MARTIN SHORT: FAME BECOMES ME by Short, Daniel Goldfarb, Scott Wittman and Marc Shaiman, directed by Wittman (Mirvish/Base Entertainment). Runs to July 2. $30-$99. 416-872-1212. See Continuing, page 97. Rating: NN Rating: NN
If Martin Short: Fame Becomes Me were a satiric musical revue at a modest cocktail lounge, it wouldn't be bad. If it were an hour-long TV variety special (good idea, actually), it'd be hit-and-miss - but, hey, it'd be free, and you could channel surf during the boring parts. But as a two-and-a-half-hour, Broadway-bound show with a top ticket price of $99, it's disappointing.
Too bad, because it's hard to not like Short himself, the impish, ageless clown from SCTV, the Father Of The Bride films and numerous Broadway successes. With his hard-boiled-egg cheekbones, impeccable timing (really, we're talking about to the nano-second) and gift for song and impersonation, he's a born entertainer. You can tell he loves the business and wants to share that love with us.
The show opens with a retro number with guests discussing "a party with Marty," after which Short reminisces about his gather-round-the-piano holiday bashes in L.A. He wants to let us in on some of those inspired moments. Sounds good! Bring it on!

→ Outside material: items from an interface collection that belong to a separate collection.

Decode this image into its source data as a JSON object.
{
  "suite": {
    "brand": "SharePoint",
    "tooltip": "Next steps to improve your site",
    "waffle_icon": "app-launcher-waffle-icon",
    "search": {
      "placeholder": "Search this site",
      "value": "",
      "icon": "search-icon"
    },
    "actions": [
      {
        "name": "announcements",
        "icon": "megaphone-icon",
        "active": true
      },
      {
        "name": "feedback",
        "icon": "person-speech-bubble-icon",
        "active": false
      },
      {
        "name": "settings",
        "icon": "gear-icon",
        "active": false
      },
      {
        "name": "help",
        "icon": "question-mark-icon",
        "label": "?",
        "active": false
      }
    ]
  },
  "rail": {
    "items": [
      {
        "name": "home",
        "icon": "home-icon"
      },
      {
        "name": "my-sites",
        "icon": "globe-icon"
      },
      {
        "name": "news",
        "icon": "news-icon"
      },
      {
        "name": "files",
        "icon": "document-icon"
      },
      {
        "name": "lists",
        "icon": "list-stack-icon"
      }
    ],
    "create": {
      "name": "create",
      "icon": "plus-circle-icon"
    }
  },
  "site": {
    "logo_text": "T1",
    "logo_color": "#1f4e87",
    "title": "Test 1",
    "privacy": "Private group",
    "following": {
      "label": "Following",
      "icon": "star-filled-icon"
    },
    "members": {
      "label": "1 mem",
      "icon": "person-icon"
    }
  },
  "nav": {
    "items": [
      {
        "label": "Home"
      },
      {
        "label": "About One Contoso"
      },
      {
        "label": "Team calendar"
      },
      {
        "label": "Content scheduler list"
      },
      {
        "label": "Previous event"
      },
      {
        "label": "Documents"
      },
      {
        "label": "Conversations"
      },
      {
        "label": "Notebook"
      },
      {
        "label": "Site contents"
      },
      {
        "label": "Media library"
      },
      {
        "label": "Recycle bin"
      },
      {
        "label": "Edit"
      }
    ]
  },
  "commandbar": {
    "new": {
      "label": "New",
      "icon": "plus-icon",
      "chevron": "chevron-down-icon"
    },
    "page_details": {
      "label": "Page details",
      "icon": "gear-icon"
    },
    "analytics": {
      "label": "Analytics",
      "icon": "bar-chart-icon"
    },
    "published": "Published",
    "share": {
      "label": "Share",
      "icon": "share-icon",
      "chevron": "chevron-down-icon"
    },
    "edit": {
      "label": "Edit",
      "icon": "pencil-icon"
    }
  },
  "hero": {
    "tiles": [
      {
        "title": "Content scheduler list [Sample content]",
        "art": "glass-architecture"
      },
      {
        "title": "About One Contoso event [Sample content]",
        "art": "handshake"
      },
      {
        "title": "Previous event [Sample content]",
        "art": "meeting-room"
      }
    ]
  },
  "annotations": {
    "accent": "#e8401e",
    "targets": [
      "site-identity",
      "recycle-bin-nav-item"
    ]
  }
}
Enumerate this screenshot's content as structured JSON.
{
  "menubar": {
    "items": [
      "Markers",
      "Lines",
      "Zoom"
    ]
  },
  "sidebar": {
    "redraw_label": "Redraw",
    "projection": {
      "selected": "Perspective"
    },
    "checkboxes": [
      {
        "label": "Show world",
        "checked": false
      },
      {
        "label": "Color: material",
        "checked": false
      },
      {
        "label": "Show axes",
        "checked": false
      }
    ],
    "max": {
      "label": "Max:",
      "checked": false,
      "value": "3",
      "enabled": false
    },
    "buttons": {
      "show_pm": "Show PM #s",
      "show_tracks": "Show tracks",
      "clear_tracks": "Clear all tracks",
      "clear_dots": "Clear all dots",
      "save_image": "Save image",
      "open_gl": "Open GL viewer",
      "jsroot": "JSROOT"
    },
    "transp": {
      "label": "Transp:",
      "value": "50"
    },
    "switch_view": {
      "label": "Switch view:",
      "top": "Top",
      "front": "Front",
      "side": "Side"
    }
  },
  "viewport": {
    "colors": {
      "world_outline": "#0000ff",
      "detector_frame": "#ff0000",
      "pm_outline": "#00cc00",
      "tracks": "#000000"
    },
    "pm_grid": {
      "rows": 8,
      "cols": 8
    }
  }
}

But soon we're bombarded with premises for other shows, among them a postmodern critique of tacky one-person plays, a send-up of the Broadway musical and (least successful) a fictionalized version of Short's life.
The result, especially in the rambling and mostly unfunny first act, feels like an awkward mix of Forbidden Broadway and a bad autobiographical Fringe show.
A send-up of religious musicals hits its dayglo mark. A recreation of the baby singing scene from The Band Wagon, all about "big titties," doesn't. And let's not even mention a repeated bit about an Upper East Side theatregoer and her black maid.
It's in the second act that things get cooking. When Short dons mock-celebrity-interviewer Jiminy Glick's fat suit to chat up a member of the audience, he's deliriously over the top.
And there's lots of cleverness in a number mocking the tradition of musicals giving a "big black lady" a show-stopping number, mimicked after Dreamgirls' And I'm Telling You.
The show's set to open in New York in a couple of months, which is appropriate. Only a theatre-fanatic audience will get all the references, which range from Stephen Sondheim to Michael Bennett.
But some major editing will have to occur unless the backers really want a - sorry, folks - Short run.